Vaughn doesn’t steep his world in as much ’60s vibe as he could have, but he throws in touches here and there, with Charles referring to mutations as ‘groovy’, and the intentionally retro ending credits.  With his swanky bachelor pad, yacht, scantily-clad right-hand-woman and colorful henchmen, secret submarine base, and world domination plot, Kevin Bacon’s debonair Shaw would feel right at home as a James Bond villain; all he’s missing is a fluffy white cat.  Speaking of Shaw, while there’s nothing wrong with Bacon’s performance, his plot is cliched and generic, and in all the movies where it’s been employed, it’s never struck me as well thought out; what’s the point of ruling the world if all you’ve got left to rule over are nuked ruins?  More interesting is the parallel the movie draws between hunter and hunted; even Erik himself acknowledges that he and Shaw’s views and goals are the same, and their enmity is purely for personal reasons.  The movie throws in some easter eggs for fans— the Hugh Jackman and Rebecca Romijn cameos are particular surefire treats— as well as a few scattered continuity issues that leave First Class occupying a vague netherworld halfway between outright prequel and slight reboot, although said contradictions are minor enough that most casual viewers probably won’t pick up on them.  Other flaws are minor; a character is undeveloped to the point where a switching of sides lacks any motive or meaning, the mask Nicholas Hoult wears as Beast limits his facial expressiveness, and Magneto’s costume has yet to translate well to screen and avoid making anyone who wears it, even actors as authoritative as McKellen and Fassbender, look silly.  And, perhaps inevitably, the movie doesn’t entirely escape the prequel pitfall of feeling like it’s setting up future installments instead of telling a story all its own, with various plot points clicking into place.  Hank becomes Beast.  Check.  Charles is crippled.  Check.  Erik gets his helmet.  Check.    Mystique joins Magneto.  Check.  This is all done in a way that feels a lot more fresh and a lot less perfunctory than X-Men Origins: Wolverine, but it’s still a touch of perhaps unavoidable prequelitis.
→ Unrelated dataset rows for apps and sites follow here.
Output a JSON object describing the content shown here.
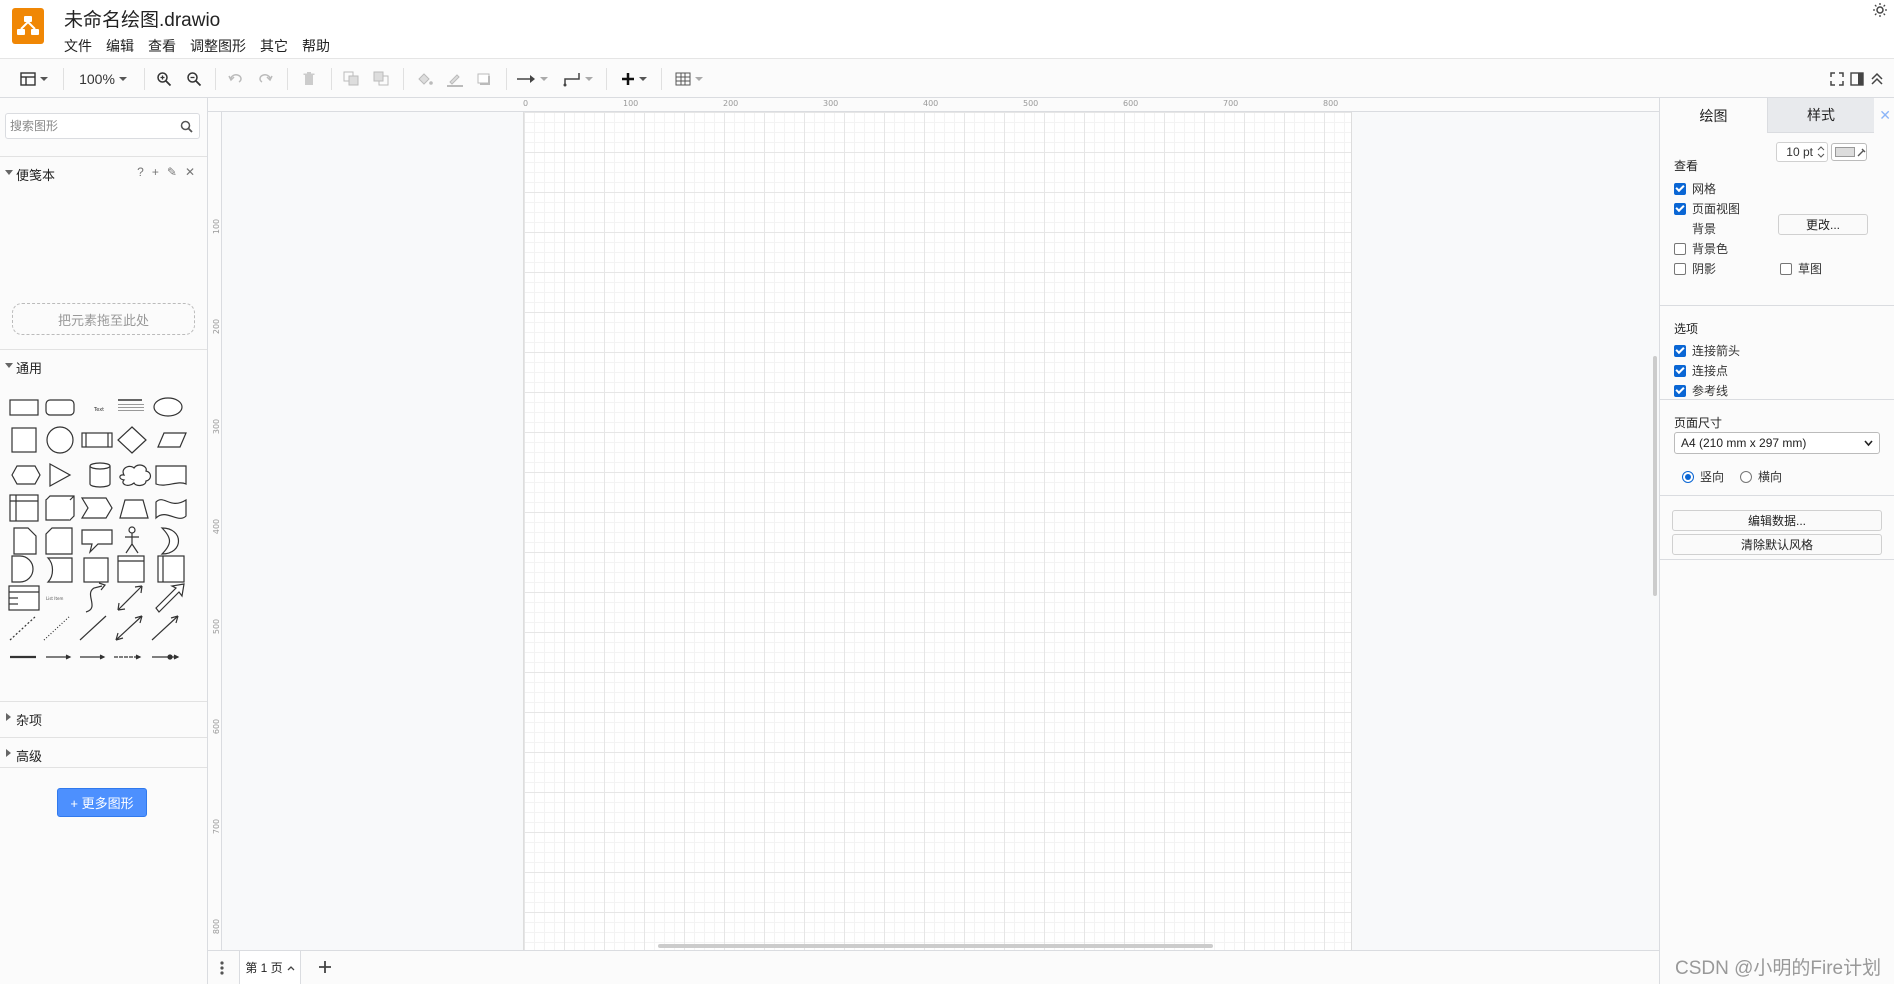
{
  "app": {
    "document_title": "未命名绘图.drawio",
    "menus": [
      "文件",
      "编辑",
      "查看",
      "调整图形",
      "其它",
      "帮助"
    ]
  },
  "toolbar": {
    "zoom": "100%"
  },
  "sidebar": {
    "search_placeholder": "搜索图形",
    "scratchpad_label": "便笺本",
    "scratchpad_tools": [
      "?",
      "+",
      "✎",
      "✕"
    ],
    "dropzone_text": "把元素拖至此处",
    "general_label": "通用",
    "misc_label": "杂项",
    "advanced_label": "高级",
    "more_shapes_label": "+ 更多图形"
  },
  "rulers": {
    "top": [
      "0",
      "100",
      "200",
      "300",
      "400",
      "500",
      "600",
      "700",
      "800"
    ],
    "left": [
      "100",
      "200",
      "300",
      "400",
      "500",
      "600",
      "700",
      "800"
    ]
  },
  "pages": {
    "current_tab": "第 1 页"
  },
  "format_panel": {
    "tab_diagram": "绘图",
    "tab_style": "样式",
    "view_title": "查看",
    "grid_label": "网格",
    "grid_size": "10 pt",
    "page_view_label": "页面视图",
    "background_label": "背景",
    "change_button": "更改...",
    "background_color_label": "背景色",
    "shadow_label": "阴影",
    "sketch_label": "草图",
    "options_title": "选项",
    "connection_arrows_label": "连接箭头",
    "connection_points_label": "连接点",
    "guides_label": "参考线",
    "page_size_title": "页面尺寸",
    "page_size_value": "A4 (210 mm x 297 mm)",
    "portrait_label": "竖向",
    "landscape_label": "横向",
    "edit_data_button": "编辑数据...",
    "clear_style_button": "清除默认风格"
  },
  "checked": {
    "grid": true,
    "page_view": true,
    "background_color": false,
    "shadow": false,
    "sketch": false,
    "connection_arrows": true,
    "connection_points": true,
    "guides": true,
    "portrait": true,
    "landscape": false
  },
  "watermark": "CSDN @小明的Fire计划",
  "colors": {
    "brand": "#f08705",
    "accent": "#4d90fe"
  }
}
But these are minor quibbles.  First Class reenergizes a franchise left floundering in the wake of the misjudged Last Stand and the uninspired Wolverine, and in fact ascends to the level of one of the stronger comic book movies, not up to the high bar set by The Dark Knight, but ahead of its X-Men predecessors and the Spider-Man films.  I hope box office returns reflect the film’s quality; this cast and crew deserves another chance to return to this material and characters.  X-Men: First Class is an intelligent, well-crafted, well-acted film.  I only hope this its attributes are recognized and appreciated, to convince Fox to give us more of this instead of what immediately preceded it.